Funding to fix rough roads must wait


POSTED: Sunday, September 06, 2009

Hawaii's traffic congestion and road conditions are among the worst in the country, according to separate analyses, and improvements are badly needed. This year's Legislature came close to approval of such an effort - and though fixes must occur, harsh budgetary realities will temper the timing as legislators in the upcoming session deal with the problem.

The Lingle administration supports an expensive six-year transportation modernization plan but realizes the difficulty in paying for it, even with federal funds, during the recession. State Transportation Director Brennon Morioka has called for an “;economic trigger whereby increases in taxes and user fees would only occur upon the recovery of Hawaii's economy,”; estimated to come about in two to three years.

When the bill at issue carried tax increases to take effect in October, Morioka balked, saying the vehicle registration, weight and tax increases should not be initiated “;until the economy has demonstrated a level of recovery.”; The bill deservedly died in a joint House-Senate conference.

Meanwhile, 27 percent of Hawaii's major roads are in poor condition, showing signs of deterioration, including rutting, cracks and potholes, according to TRIP, a Washington-based transportation organization. An additional 44 percent are mediocre, showing signs of significant wear that can be repaired by resurfacing.

The organization figures that motorists in Honolulu's metropolitan area endure an average of $688 a year in extra vehicle operating costs. That includes accelerated depreciation, repair costs, increased gas consumption and tire wear associated with poor road conditions.

It does not include the price of gas consumed waiting in traffic. INRIX, a Seattle-based transportation company, continues to rank Honolulu highways among the nation's most congested during rush hours. Only Los Angeles is worse.

In Honolulu and across the country, congestion eased slightly when gasoline prices soared last year but it reached its least cumbersome in this year's second quarter, according to INRIX. With unemployment rising in recent months, the number of people driving to and from work declined.

Congestion increases when joblessness and gas prices drop at the same time. The clogging of highways in the months ahead “;will largely be shaped by the rate and pace of economic recovery and any severe fuel price shocks,”; INRIX says.

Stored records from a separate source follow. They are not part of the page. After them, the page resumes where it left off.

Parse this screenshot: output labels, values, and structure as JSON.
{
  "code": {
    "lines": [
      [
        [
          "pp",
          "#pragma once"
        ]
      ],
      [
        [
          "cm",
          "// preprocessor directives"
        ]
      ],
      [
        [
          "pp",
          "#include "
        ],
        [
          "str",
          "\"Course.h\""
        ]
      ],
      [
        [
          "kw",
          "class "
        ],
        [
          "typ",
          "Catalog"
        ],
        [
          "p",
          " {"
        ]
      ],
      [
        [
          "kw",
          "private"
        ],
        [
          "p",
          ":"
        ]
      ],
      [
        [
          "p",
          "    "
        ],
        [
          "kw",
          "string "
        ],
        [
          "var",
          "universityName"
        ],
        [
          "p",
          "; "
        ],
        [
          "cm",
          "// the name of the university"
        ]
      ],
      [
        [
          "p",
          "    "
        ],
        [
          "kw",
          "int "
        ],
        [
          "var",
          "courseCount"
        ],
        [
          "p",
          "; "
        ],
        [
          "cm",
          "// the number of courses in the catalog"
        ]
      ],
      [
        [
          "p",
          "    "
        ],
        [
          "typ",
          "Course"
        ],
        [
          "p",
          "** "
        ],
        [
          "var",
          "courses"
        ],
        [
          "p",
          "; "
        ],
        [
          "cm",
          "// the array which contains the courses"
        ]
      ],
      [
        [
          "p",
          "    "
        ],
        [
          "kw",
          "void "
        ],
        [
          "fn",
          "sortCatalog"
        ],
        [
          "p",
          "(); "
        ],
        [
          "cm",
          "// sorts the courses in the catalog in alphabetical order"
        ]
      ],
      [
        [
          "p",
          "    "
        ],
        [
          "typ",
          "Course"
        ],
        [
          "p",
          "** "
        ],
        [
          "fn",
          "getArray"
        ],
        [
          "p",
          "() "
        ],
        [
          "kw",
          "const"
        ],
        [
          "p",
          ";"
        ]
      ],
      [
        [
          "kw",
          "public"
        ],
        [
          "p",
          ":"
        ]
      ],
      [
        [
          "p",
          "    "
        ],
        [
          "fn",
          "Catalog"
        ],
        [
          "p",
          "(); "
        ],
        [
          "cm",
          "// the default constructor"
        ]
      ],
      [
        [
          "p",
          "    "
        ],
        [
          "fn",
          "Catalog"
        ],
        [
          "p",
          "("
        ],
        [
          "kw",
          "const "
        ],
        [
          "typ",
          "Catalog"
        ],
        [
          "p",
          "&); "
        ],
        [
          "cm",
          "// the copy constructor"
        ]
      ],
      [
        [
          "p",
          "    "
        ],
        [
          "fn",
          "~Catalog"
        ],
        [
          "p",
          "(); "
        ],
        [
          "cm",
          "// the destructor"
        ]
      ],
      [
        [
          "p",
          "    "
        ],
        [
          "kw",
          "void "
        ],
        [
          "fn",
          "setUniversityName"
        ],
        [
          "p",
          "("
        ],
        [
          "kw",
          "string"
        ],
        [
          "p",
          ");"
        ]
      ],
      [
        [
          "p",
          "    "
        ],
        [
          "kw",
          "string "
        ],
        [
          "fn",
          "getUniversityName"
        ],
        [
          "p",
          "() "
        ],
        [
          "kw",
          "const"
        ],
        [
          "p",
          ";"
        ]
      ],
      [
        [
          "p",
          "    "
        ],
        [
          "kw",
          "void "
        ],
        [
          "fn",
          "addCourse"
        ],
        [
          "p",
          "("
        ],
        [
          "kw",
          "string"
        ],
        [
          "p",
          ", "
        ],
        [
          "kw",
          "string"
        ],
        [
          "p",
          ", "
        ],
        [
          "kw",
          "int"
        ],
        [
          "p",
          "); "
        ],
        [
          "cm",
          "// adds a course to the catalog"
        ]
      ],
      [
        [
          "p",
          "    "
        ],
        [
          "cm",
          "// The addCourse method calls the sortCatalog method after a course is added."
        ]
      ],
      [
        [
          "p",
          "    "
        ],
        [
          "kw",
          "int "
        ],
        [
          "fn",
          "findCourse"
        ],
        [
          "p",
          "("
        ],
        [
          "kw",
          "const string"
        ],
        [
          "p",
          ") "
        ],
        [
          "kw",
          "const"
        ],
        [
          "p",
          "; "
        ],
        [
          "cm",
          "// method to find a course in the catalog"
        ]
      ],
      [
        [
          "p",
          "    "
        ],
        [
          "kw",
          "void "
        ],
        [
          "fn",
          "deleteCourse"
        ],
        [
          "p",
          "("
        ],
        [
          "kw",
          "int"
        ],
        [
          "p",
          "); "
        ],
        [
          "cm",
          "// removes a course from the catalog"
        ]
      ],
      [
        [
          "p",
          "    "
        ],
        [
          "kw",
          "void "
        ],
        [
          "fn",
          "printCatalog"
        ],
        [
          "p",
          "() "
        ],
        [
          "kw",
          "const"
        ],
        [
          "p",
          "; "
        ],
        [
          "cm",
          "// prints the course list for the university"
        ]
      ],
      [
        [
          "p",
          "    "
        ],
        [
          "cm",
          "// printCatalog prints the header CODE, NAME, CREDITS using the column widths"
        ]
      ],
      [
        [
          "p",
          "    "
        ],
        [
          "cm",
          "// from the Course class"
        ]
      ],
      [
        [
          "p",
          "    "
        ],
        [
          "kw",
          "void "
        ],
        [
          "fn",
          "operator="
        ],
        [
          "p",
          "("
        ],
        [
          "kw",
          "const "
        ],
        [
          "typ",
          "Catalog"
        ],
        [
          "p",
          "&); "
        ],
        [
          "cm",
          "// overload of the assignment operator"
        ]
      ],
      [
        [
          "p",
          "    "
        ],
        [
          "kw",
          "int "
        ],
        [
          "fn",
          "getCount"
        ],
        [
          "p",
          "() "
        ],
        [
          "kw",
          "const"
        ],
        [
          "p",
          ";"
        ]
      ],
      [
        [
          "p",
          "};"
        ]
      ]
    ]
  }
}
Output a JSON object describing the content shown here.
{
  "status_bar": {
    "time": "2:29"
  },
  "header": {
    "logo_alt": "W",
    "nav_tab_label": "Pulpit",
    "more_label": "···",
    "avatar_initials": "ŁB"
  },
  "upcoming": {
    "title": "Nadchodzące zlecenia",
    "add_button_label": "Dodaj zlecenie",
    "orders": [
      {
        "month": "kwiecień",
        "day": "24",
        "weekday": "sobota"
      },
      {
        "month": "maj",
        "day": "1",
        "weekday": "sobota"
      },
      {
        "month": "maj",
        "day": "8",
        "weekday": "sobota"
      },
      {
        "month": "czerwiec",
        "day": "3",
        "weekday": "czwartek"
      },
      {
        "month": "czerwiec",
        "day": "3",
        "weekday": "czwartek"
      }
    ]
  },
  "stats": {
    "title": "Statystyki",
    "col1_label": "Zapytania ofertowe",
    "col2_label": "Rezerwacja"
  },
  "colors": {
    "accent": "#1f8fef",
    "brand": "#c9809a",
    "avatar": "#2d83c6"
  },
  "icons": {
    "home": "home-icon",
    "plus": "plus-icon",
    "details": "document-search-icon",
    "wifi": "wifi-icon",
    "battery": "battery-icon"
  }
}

That is the point at which vehicle fees and gas taxes should be increased to provide funds for badly-needed highway repairs.